“If a thought or activity is repeated several times, the basal ganglia eventually take control and form a new neuronal path. This automatically forms new habits – so that in the future we no longer have to consciously think about and decide what to do, but the reaction, conduct, or thinking occurs automatically,” explains Gelmi, an expert in self- and relationship competence.

Driving a car is a good example of this process. As soon as the brake lights of the vehicle in front light up, the driver behind that car will also brake. This is an automatism that is based on the frequency of this situation in everyday life. Gelmi explains the process as follows: “The more often we repeat such a process, the more neuronal connections will be formed and the stronger the reaction will be out of habit.” And because it requires little awareness, it also consumes fewer resources in the brain.

The order of this process is always the same. In a first step, an impulse is activated that triggers a certain action – in the example above, this would be the brake light. In a second step, the conduct follows, such as here the stepping on the brake pedal. Finally, the process ends with the release of dopamine in the reward center of the brain, signaling that the triggered reaction to the impulse was correct and should be repeated in the future. What applies to everyday situations can equally be used for personal success. An awareness of these functions gives us the opportunity to successfully create new habits.

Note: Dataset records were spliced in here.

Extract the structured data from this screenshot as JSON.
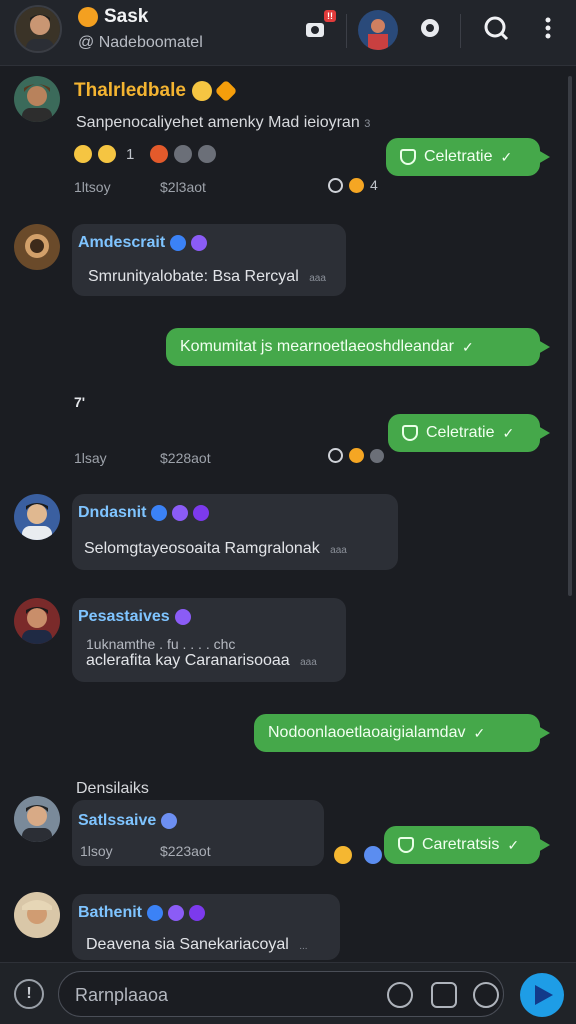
{
  "header": {
    "title": "Sask",
    "subtitle": "@ Nadeboomatel",
    "badge": "!!"
  },
  "messages": [
    {
      "name": "Thalrledbale",
      "text": "Sanpenocaliyehet amenky Mad ieioyran",
      "text_tail": "3",
      "react_count": "1",
      "meta_left": "1ltsoy",
      "meta_mid": "$2l3aot",
      "meta_right_num": "4"
    },
    {
      "name": "Amdescrait",
      "text": "Smrunityalobate: Bsa Rercyal",
      "ts": "aaa"
    },
    {
      "name": "Dndasnit",
      "text": "Selomgtayeosoaita Ramgralonak",
      "ts": "aaa"
    },
    {
      "name": "Pesastaives",
      "text_above": "1uknamthe . fu . . . . chc",
      "text": "aclerafita kay Caranarisooaa",
      "ts": "aaa"
    },
    {
      "name": "Satlssaive",
      "meta_left": "1lsoy",
      "meta_mid": "$223aot"
    },
    {
      "name": "Bathenit",
      "text": "Deavena sia Sanekariacoyal",
      "ts": "..."
    }
  ],
  "outgoing": {
    "celebrate_1": "Celetratie",
    "long_1": "Komumitat js mearnoetlaeoshdleandar",
    "celebrate_2": "Celetratie",
    "long_2": "Nodoonlaoetlaoaigialamdav",
    "celebrate_3": "Caretratsis"
  },
  "misc": {
    "stray_mark": "7'",
    "meta2_left": "1lsay",
    "meta2_mid": "$228aot",
    "section_label": "Densilaiks"
  },
  "composer": {
    "placeholder": "Rarnplaaoa",
    "left_icon": "!"
  },
  "colors": {
    "bg": "#1b1d22",
    "bubble": "#2c2f36",
    "green": "#45a84a",
    "name_blue": "#7fc4ff",
    "gold": "#f4b431",
    "send": "#1e9de6"
  },
  "icons": [
    "camera-icon",
    "settings-icon",
    "search-icon",
    "more-icon",
    "verified-icon",
    "shield-icon",
    "chevron-icon",
    "info-icon",
    "sticker-icon",
    "attach-icon",
    "send-icon"
  ]
}
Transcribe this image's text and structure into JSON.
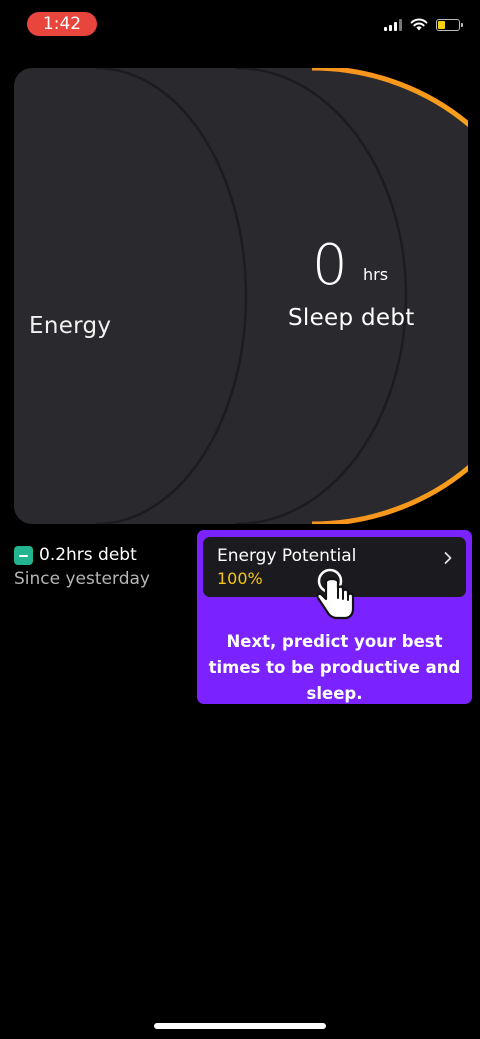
{
  "status_bar": {
    "time": "1:42",
    "battery_level": 0.35,
    "time_pill_color": "#e8453c"
  },
  "energy_card": {
    "energy_label": "Energy",
    "sleep_debt_value": "0",
    "sleep_debt_unit": "hrs",
    "sleep_debt_label": "Sleep debt",
    "arc_gradient": [
      "#f7941d",
      "#f9c80e"
    ]
  },
  "debt_summary": {
    "amount": "0.2hrs debt",
    "since": "Since yesterday",
    "badge_color": "#22b58f",
    "badge_icon": "minus-icon"
  },
  "tutorial": {
    "potential_title": "Energy Potential",
    "potential_value": "100%",
    "chevron_icon": "chevron-right-icon",
    "hand_icon": "tap-hand-icon",
    "message": "Next, predict your best times to be productive and sleep.",
    "background_color": "#7a22ff",
    "value_color": "#f5c518"
  }
}
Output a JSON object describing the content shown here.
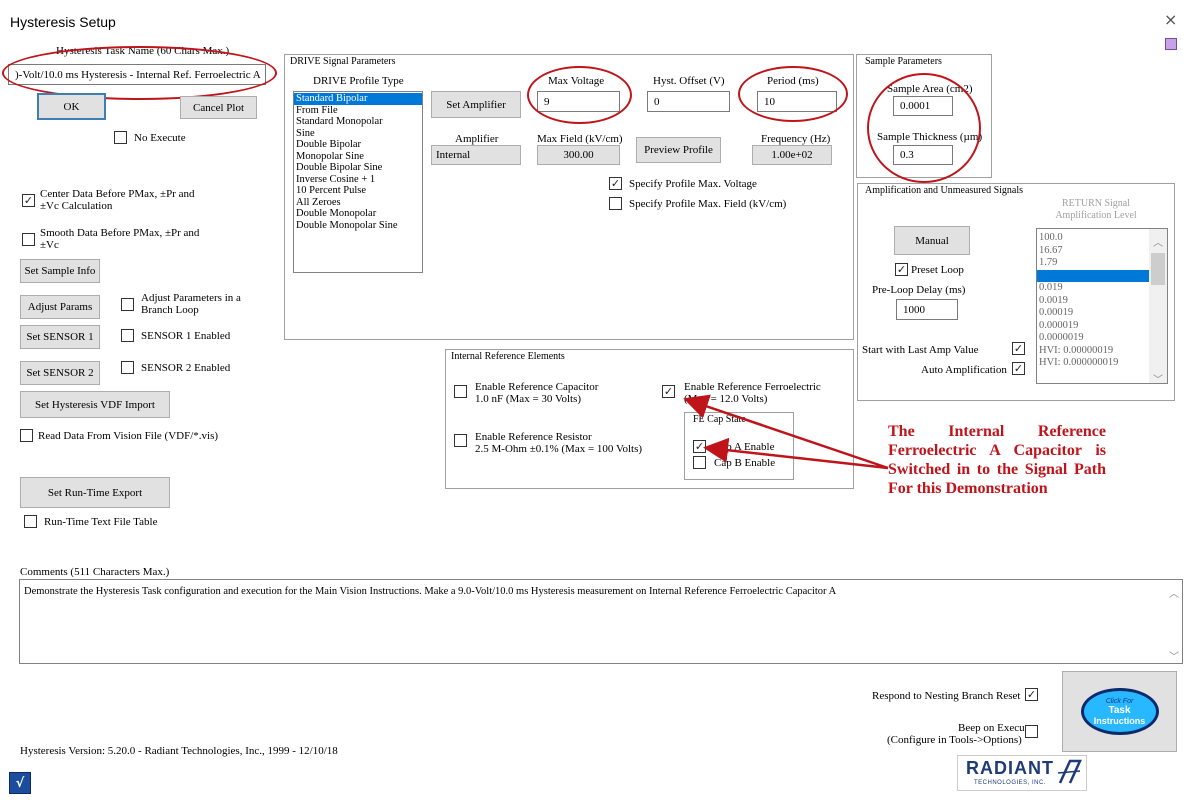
{
  "window": {
    "title": "Hysteresis Setup",
    "close_glyph": "×"
  },
  "task": {
    "name_label": "Hysteresis Task Name (60 Chars Max.)",
    "name_value": ")-Volt/10.0 ms Hysteresis - Internal Ref. Ferroelectric A",
    "ok_label": "OK",
    "cancel_label": "Cancel Plot",
    "no_execute_label": "No Execute"
  },
  "left": {
    "center_data_label": "Center Data Before PMax, ±Pr and ±Vc Calculation",
    "smooth_data_label": "Smooth Data Before PMax, ±Pr and ±Vc",
    "set_sample_info": "Set Sample Info",
    "adjust_params": "Adjust Params",
    "adjust_branch_label": "Adjust Parameters in a Branch Loop",
    "set_sensor1": "Set SENSOR 1",
    "sensor1_enabled": "SENSOR 1 Enabled",
    "set_sensor2": "Set SENSOR 2",
    "sensor2_enabled": "SENSOR 2 Enabled",
    "vdf_import": "Set Hysteresis VDF Import",
    "read_vision": "Read Data From Vision File (VDF/*.vis)",
    "runtime_export": "Set Run-Time Export",
    "runtime_table": "Run-Time Text File Table"
  },
  "drive": {
    "group_title": "DRIVE Signal Parameters",
    "profile_type_label": "DRIVE Profile Type",
    "profiles": [
      "Standard Bipolar",
      "From File",
      "Standard Monopolar",
      "Sine",
      "Double Bipolar",
      "Monopolar Sine",
      "Double Bipolar Sine",
      "Inverse Cosine + 1",
      "10 Percent Pulse",
      "All Zeroes",
      "Double Monopolar",
      "Double Monopolar Sine"
    ],
    "set_amplifier": "Set Amplifier",
    "max_voltage_label": "Max Voltage",
    "max_voltage_value": "9",
    "hyst_offset_label": "Hyst. Offset (V)",
    "hyst_offset_value": "0",
    "period_label": "Period (ms)",
    "period_value": "10",
    "amplifier_label": "Amplifier",
    "amplifier_value": "Internal",
    "max_field_label": "Max Field (kV/cm)",
    "max_field_value": "300.00",
    "preview_profile": "Preview Profile",
    "frequency_label": "Frequency (Hz)",
    "frequency_value": "1.00e+02",
    "specify_voltage": "Specify Profile Max. Voltage",
    "specify_field": "Specify Profile Max. Field (kV/cm)"
  },
  "sample": {
    "group_title": "Sample Parameters",
    "area_label": "Sample Area (cm2)",
    "area_value": "0.0001",
    "thickness_label": "Sample Thickness (µm)",
    "thickness_value": "0.3"
  },
  "amp": {
    "group_title": "Amplification and Unmeasured Signals",
    "return_label": "RETURN Signal Amplification Level",
    "manual": "Manual",
    "preset_loop": "Preset Loop",
    "pre_loop_delay_label": "Pre-Loop Delay (ms)",
    "pre_loop_delay_value": "1000",
    "start_last_amp": "Start with Last Amp Value",
    "auto_amp": "Auto Amplification",
    "levels": [
      "100.0",
      "16.67",
      "1.79",
      "",
      "0.019",
      "0.0019",
      "0.00019",
      "0.000019",
      "0.0000019",
      "HVI: 0.00000019",
      "HVI: 0.000000019"
    ]
  },
  "ref": {
    "group_title": "Internal Reference Elements",
    "cap_label": "Enable Reference Capacitor",
    "cap_sub": "1.0 nF (Max = 30 Volts)",
    "res_label": "Enable Reference Resistor",
    "res_sub": "2.5 M-Ohm ±0.1% (Max = 100 Volts)",
    "fe_label": "Enable Reference Ferroelectric",
    "fe_sub": "(Max = 12.0 Volts)",
    "fe_state_title": "FE Cap State",
    "cap_a": "Cap A Enable",
    "cap_b": "Cap B Enable"
  },
  "annotation": "The Internal Reference Ferroelectric A Capacitor is Switched in to the Signal Path For this Demonstration",
  "comments": {
    "label": "Comments (511 Characters Max.)",
    "text": "Demonstrate the Hysteresis Task configuration and execution for the Main Vision Instructions. Make a 9.0-Volt/10.0 ms Hysteresis measurement on Internal Reference Ferroelectric Capacitor A"
  },
  "bottom": {
    "respond_nesting": "Respond to Nesting Branch Reset",
    "beep_execute": "Beep on Execute",
    "beep_sub": "(Configure in Tools->Options)",
    "click_for": "Click For",
    "task_instr_1": "Task",
    "task_instr_2": "Instructions",
    "version": "Hysteresis Version: 5.20.0 - Radiant Technologies, Inc., 1999 - 12/10/18",
    "logo_main": "RADIANT",
    "logo_sub": "TECHNOLOGIES, INC."
  },
  "colors": {
    "selection": "#0078d7",
    "annotation_red": "#c0141b",
    "button_face": "#e1e1e1"
  }
}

For more information on Thomas Gelmi, visit: http://www.thomasgelmi.com